**WHAT YOU SHOULD DO**
Copy each line containing the word "buffer" from the records that follow, please.

* * * * * * * * *

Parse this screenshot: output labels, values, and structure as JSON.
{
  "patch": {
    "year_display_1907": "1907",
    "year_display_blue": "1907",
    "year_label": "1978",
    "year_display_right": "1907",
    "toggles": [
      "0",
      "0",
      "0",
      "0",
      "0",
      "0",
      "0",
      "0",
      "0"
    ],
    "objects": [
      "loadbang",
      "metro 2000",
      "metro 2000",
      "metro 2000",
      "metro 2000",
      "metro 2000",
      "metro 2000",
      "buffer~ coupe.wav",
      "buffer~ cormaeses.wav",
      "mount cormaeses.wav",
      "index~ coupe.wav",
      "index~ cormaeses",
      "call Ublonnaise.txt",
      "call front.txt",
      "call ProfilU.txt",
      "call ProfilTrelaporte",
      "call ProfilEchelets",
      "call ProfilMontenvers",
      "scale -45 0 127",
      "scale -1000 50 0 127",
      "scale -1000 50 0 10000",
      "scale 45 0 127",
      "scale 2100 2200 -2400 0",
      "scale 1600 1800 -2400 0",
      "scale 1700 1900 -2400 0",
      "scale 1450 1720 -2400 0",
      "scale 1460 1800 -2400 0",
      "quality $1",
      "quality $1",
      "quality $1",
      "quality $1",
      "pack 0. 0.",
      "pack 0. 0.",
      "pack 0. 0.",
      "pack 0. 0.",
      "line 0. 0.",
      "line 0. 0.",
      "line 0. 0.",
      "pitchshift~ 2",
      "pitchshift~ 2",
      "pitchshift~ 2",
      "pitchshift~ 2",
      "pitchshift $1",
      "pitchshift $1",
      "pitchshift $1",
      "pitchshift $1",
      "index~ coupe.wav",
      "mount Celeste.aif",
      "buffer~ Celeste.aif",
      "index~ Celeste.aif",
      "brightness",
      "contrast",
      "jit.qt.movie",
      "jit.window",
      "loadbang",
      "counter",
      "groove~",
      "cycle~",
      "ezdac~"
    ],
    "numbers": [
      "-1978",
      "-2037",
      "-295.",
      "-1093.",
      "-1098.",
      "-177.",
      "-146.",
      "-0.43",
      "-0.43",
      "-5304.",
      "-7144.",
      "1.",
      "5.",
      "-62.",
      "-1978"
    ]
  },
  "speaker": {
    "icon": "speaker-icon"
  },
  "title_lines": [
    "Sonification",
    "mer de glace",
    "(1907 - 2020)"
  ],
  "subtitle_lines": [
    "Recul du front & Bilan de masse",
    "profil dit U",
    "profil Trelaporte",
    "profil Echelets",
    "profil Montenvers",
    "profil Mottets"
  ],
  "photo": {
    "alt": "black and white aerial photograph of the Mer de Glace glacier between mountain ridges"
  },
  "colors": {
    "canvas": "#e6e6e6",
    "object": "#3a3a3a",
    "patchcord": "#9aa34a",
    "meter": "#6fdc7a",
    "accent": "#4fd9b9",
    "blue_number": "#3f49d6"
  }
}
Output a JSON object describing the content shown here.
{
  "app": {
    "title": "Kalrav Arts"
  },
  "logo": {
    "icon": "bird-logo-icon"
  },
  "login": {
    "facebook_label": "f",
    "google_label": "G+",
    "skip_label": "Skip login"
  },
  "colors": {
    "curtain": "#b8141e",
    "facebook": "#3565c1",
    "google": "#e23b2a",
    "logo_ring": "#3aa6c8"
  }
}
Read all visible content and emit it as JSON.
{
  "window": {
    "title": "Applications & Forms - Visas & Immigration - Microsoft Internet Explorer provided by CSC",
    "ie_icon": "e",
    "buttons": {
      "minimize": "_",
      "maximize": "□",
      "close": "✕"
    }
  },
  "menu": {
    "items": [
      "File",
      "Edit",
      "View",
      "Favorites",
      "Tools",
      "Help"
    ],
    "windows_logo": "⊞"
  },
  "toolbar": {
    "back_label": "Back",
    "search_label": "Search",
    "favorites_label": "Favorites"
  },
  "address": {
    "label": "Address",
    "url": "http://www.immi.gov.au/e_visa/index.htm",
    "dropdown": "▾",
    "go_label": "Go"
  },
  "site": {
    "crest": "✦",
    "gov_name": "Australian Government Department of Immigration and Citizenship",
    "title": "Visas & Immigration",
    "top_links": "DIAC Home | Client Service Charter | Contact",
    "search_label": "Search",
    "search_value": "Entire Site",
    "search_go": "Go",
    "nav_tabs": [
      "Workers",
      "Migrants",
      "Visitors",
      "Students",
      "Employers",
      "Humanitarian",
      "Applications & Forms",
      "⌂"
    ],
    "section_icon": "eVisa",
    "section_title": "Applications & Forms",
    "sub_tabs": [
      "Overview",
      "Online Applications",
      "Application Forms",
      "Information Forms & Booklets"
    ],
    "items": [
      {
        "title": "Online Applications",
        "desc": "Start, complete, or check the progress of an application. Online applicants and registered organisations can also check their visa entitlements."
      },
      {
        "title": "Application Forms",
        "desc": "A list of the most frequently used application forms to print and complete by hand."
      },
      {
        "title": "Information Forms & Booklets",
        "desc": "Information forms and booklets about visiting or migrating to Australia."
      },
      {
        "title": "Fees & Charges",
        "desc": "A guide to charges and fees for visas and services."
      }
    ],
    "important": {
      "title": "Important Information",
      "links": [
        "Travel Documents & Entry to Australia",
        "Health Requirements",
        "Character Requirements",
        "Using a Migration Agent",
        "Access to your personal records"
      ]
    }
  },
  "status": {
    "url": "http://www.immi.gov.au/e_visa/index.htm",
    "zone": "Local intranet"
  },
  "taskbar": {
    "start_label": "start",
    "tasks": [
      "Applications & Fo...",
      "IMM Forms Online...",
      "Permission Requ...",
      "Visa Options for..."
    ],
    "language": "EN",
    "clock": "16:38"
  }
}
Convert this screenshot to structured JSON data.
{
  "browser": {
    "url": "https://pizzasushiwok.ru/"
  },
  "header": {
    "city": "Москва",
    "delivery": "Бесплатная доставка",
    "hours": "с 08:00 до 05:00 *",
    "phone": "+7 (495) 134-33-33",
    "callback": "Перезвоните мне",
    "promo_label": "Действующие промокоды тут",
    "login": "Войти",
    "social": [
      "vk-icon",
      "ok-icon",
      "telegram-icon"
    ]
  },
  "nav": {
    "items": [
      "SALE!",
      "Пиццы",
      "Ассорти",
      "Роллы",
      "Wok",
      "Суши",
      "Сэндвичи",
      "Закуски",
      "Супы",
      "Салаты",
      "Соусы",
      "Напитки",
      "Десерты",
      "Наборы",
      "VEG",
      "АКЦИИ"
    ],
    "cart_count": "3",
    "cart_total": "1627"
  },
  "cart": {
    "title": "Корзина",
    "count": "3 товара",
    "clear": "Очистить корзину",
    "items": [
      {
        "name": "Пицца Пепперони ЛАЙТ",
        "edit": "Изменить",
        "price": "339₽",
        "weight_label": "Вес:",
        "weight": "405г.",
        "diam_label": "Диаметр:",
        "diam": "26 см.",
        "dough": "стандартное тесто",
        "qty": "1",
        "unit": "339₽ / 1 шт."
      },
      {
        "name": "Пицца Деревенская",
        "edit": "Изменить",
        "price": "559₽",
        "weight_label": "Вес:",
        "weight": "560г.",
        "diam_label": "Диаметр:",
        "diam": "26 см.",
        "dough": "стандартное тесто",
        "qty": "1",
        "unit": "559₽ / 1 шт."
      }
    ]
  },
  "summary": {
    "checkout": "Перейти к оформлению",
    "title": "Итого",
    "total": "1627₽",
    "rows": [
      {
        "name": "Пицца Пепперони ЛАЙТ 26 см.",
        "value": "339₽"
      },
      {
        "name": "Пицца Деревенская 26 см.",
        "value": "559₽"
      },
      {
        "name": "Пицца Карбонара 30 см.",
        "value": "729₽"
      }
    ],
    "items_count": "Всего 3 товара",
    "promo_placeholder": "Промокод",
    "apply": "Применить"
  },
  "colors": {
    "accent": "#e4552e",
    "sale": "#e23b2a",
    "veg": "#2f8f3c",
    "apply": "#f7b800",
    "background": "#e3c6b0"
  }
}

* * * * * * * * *

**EXERCISE OUTPUT**
      "buffer~ coupe.wav",
      "buffer~ cormaeses.wav",
      "buffer~ Celeste.aif",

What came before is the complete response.